    Interest in possession trustIn this type of trust the procedure is the same, but here, the wording of the trust is such that James will only receive the property when Grandma dies. In the meantime, she has the right to income and/or to live in (enjoy) the property.Grandma is said to have a 'life interest' and James is the 'remainderman'.If Grandma dies before James is 18 the property will be held on bare trust until he reaches that age.

    Discretionary trustIn simple terms, this type of trust allows Grandad to hand all responsibility to the trustees on how and when income and capital are distributed. All he has to do in order to satisfy the certainty rule is define the class of beneficiary.

    Accumulation and maintenance trustOne of the main features of the English legal and tax system has, since medieval times, been the protection of children and the advancement of their education. An accumulation and maintenance trust (A&M) is a discretionary trust. These are the requirements of this type of trust:

  • The trust must be set up for beneficiaries under the age of 25
  • The trust must not last for more than 25 years, nor be for the benefit of grandchildren of a common grandparent
  • Up to age 25, the trustees may use income from the trust for the maintenance or education of the beneficiaries
  • One of the beneficiaries must take a life interest in the trust at age 25 at the latest.
  • In other words, at age 25 at the latest, a beneficiary must personally take income as his or her share. The distribution of capital may be deferred. If income is not spent, it may be accumulated as capital.Saunders v Vautier [1841] is an important case that highlights one of the only rights of control that beneficiaries have over trustees. These are:
  • If all the beneficiaries are known
  • If there is no possibility of any other beneficiaries
  • If all beneficiaries are 18 or over and have the mental capacity
  • If all beneficiaries are in agreement
  • Then they may bring an end to the trust.
  • That is a very brief resume. Next week we will look at the duties of trustees and how the rules and law of trusts is applied in the current situation of insurance mediation but as an exercise, take your pad of A4 paper and identify what sort of trust you might be using for holding client money and also what part the various parties take.Eddey Norman is responsible for financial services training and competence at RWA Group

    Using this CPD pageFor the vast majority of practitioners and indeed support and supervisory staff in our industry, CPD is about regular learning and study that is planned, recorded, timed and evaluated. If you are a member of a professional body with a CPD requirement then there will be certain rules regarding the quality and nature of study material, and the way in which it is recorded.For staff of GISC members this means recording on your individual training file what the learning was, who provided it and when.It might be structured, such as a course, a learning programme or exam study. But it can be unstructured.

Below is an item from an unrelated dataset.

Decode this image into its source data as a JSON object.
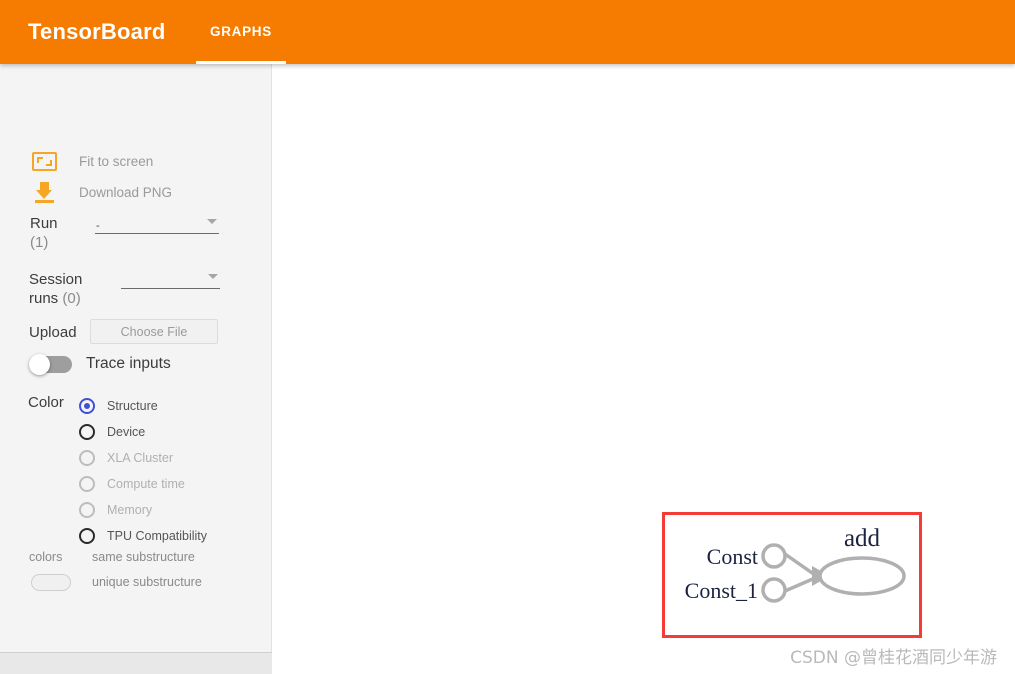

This form of study encompasses reading the trade press, technical material or taking part in activities to support your professional body. Some CPD requirements are points related (a little antiquated) and others require a time value to be allocated. For example, it might take one hour to read Insurance Times each week. Most of that could be put as a time value but, in reality, perhaps only an half hour was devoted to learning something. The rule is to be honest with yourself and record the time that is relevant. Always take time to make a note of what you felt you gained from the activity. This is useful information for anyone else considering the same activity.In response to the popularity of our CPD programme each week's CPD page can now be downloaded from our website.To download a PDF of this article as it appears in the magazine click here .